Published on: 12 September 2023 at 14:47 IST
Court: Supreme Court of India
Citation: DLF Home Developers Limited V. Rajapura Homes (2021)
Honourable Supreme Court of India has held that the High Court cannot appoint an arbitrator under aegis of Section 11(6) of the Arbitration and Conciliation Act, 1996 where the arbitration agreement does not cover the dispute. It is held that the High Court shall endeavour to evaluate whether there exists a written agreement between the parties for resolution of disputes through arbitration.
20. To say it differently, this Court or a High Court, as the case may be, are not expected to act mechanically merely to deliver a purported dispute raised by an applicant at the doors of the chosen Arbitrator. On the contrary, the Court(s) are obliged to apply their mind to the core preliminary issues, albeit, within the framework of Section 11(6-A) of the Act. Such a review, as already clarified by this Court, is not intended to usurp the jurisdiction of the Arbitral Tribunal but is aimed at streamlining the process of arbitration.
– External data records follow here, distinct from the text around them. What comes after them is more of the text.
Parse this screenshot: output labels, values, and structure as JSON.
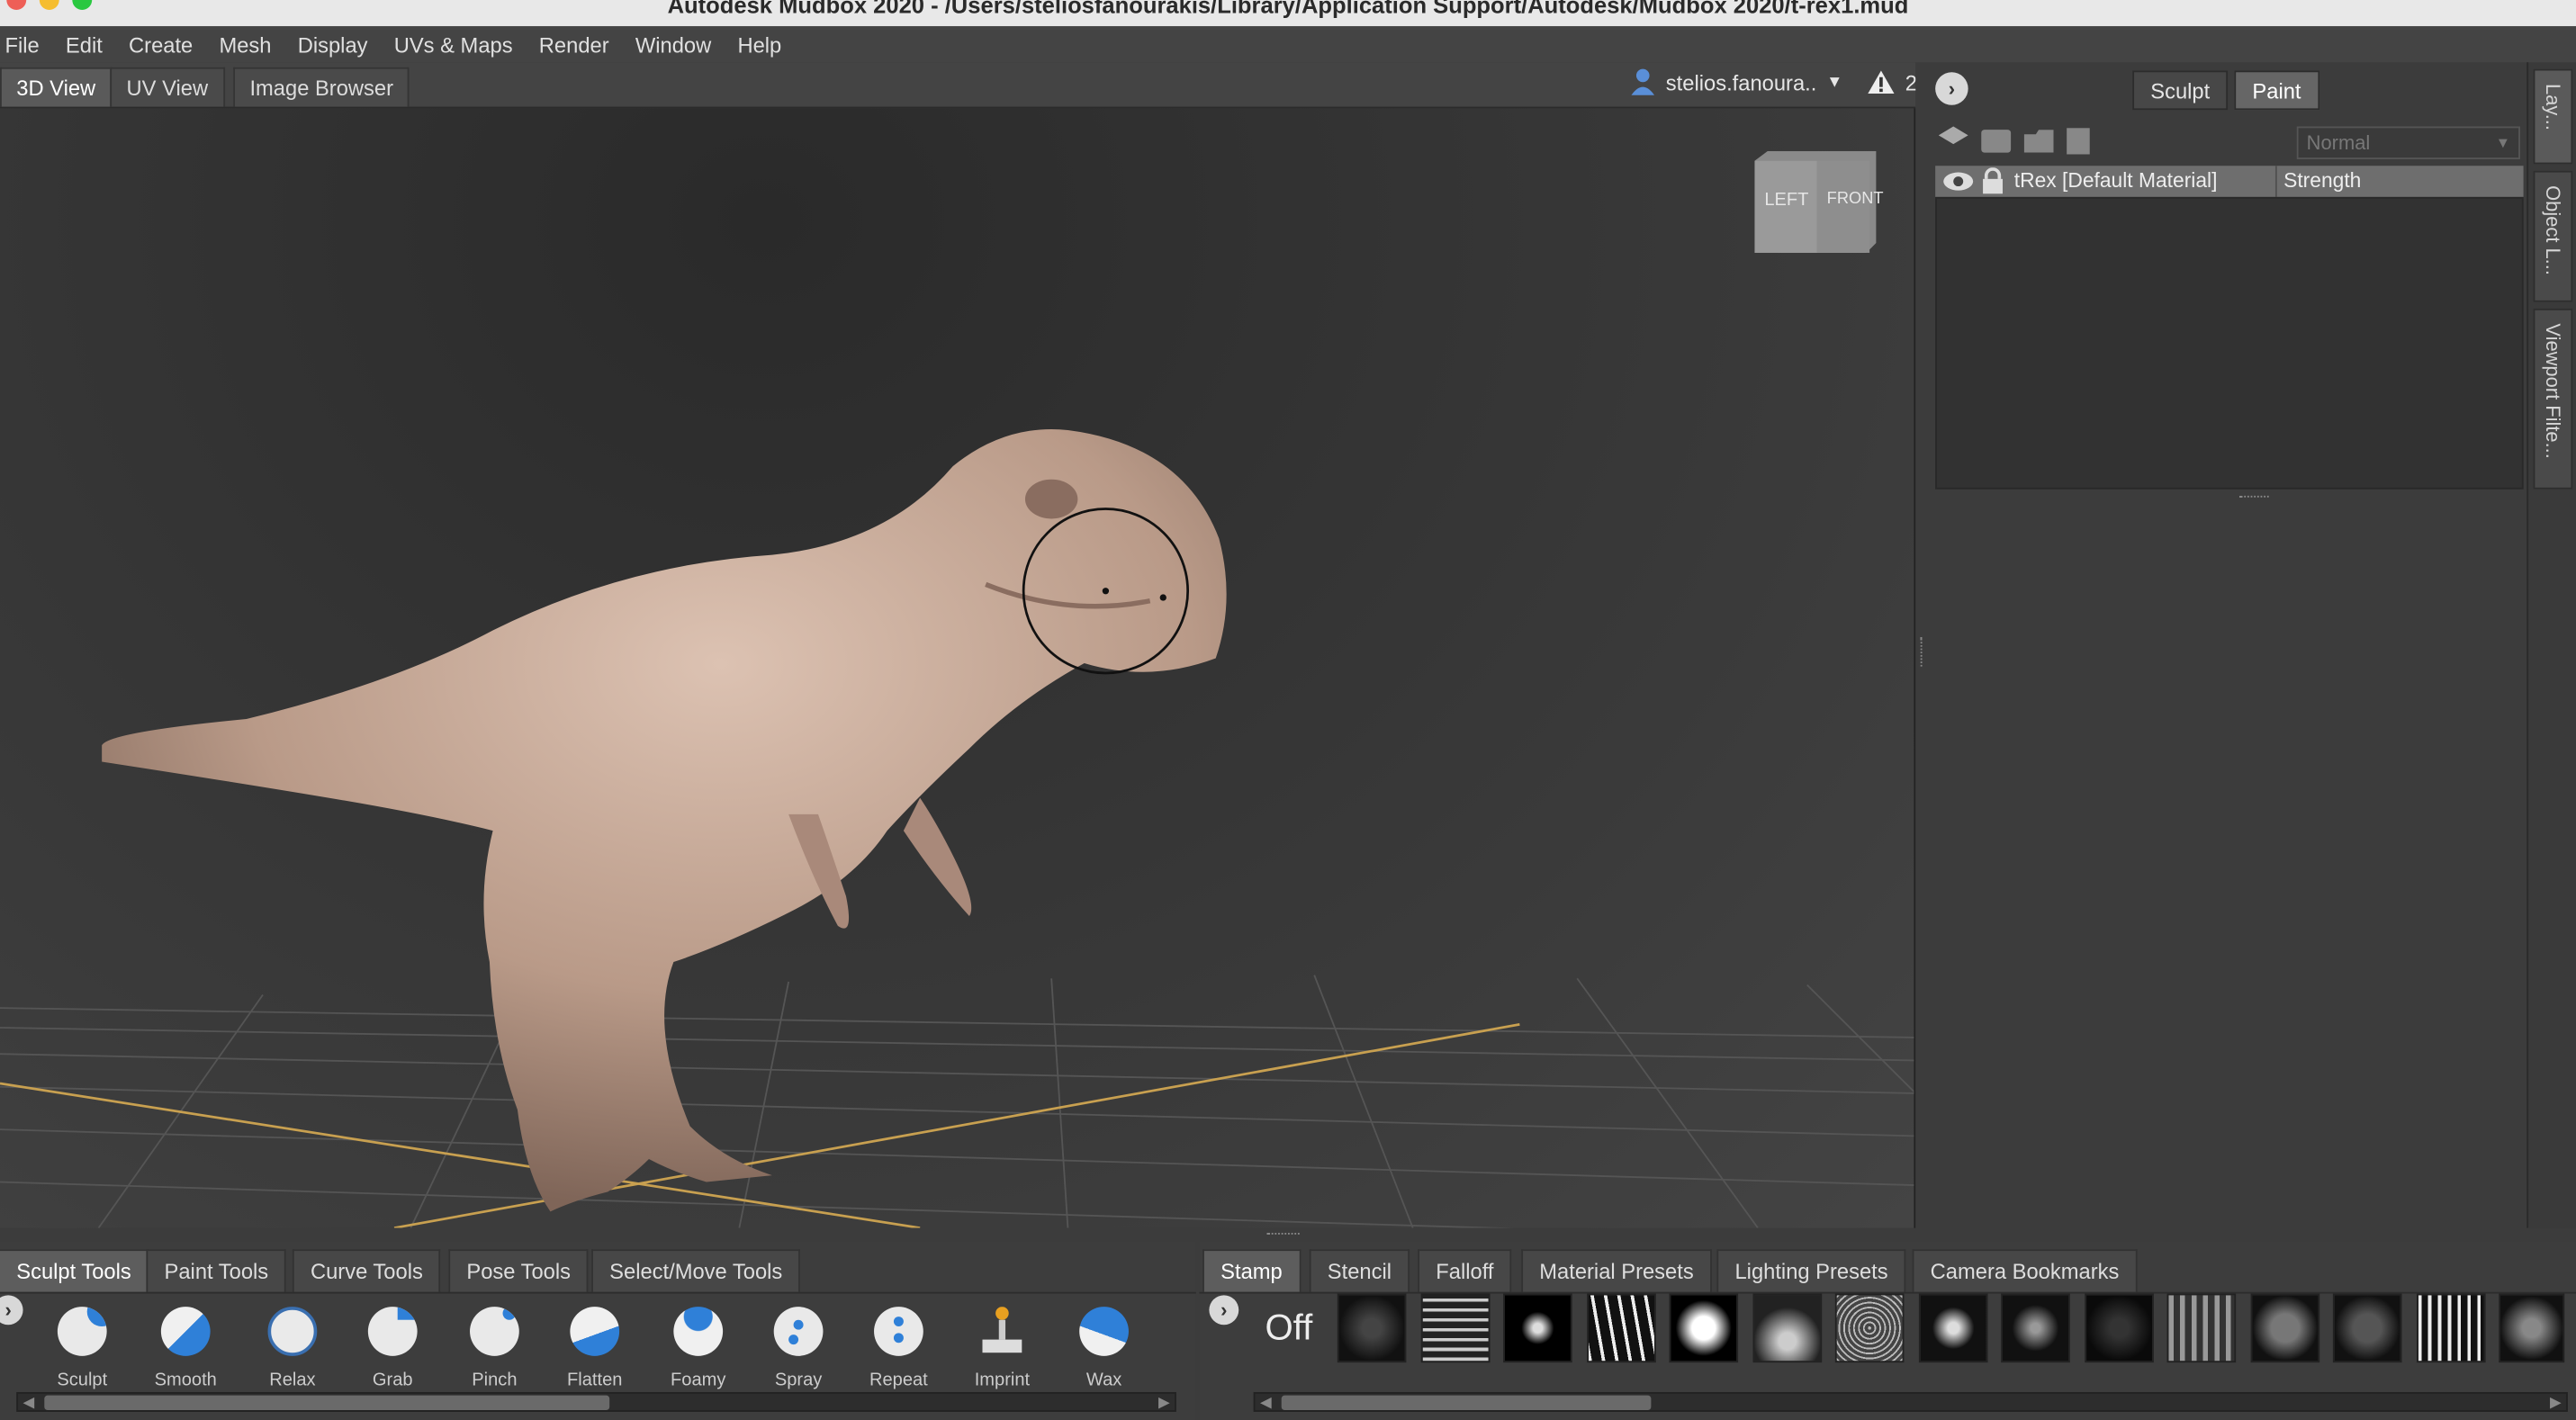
{
  "window": {
    "title": "Autodesk Mudbox 2020 - /Users/steliosfanourakis/Library/Application Support/Autodesk/Mudbox 2020/t-rex1.mud"
  },
  "menu": [
    "File",
    "Edit",
    "Create",
    "Mesh",
    "Display",
    "UVs & Maps",
    "Render",
    "Window",
    "Help"
  ],
  "view_tabs": [
    "3D View",
    "UV View",
    "Image Browser"
  ],
  "user": {
    "name": "stelios.fanoura..",
    "alert_count": "2"
  },
  "viewcube": {
    "left": "LEFT",
    "front": "FRONT"
  },
  "mode_tabs": {
    "sculpt": "Sculpt",
    "paint": "Paint"
  },
  "layers": {
    "blend_mode": "Normal",
    "row_name": "tRex [Default Material]",
    "row_value": "Strength"
  },
  "side_tabs": [
    "Lay...",
    "Object L...",
    "Viewport Filte..."
  ],
  "tool_tabs": [
    "Sculpt Tools",
    "Paint Tools",
    "Curve Tools",
    "Pose Tools",
    "Select/Move Tools"
  ],
  "tools": [
    "Sculpt",
    "Smooth",
    "Relax",
    "Grab",
    "Pinch",
    "Flatten",
    "Foamy",
    "Spray",
    "Repeat",
    "Imprint",
    "Wax"
  ],
  "tray_tabs": [
    "Stamp",
    "Stencil",
    "Falloff",
    "Material Presets",
    "Lighting Presets",
    "Camera Bookmarks"
  ],
  "stamp_off": "Off",
  "colors": {
    "accent_orange": "#c8a050",
    "model": "#c4a493",
    "grid": "#555555"
  }
}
Therefore, even when an arbitration agreement exists, it would not prevent the Court to decline a prayer for reference if the dispute in question does not correlate to the said agreement.
Drafted By Abhijit Mishra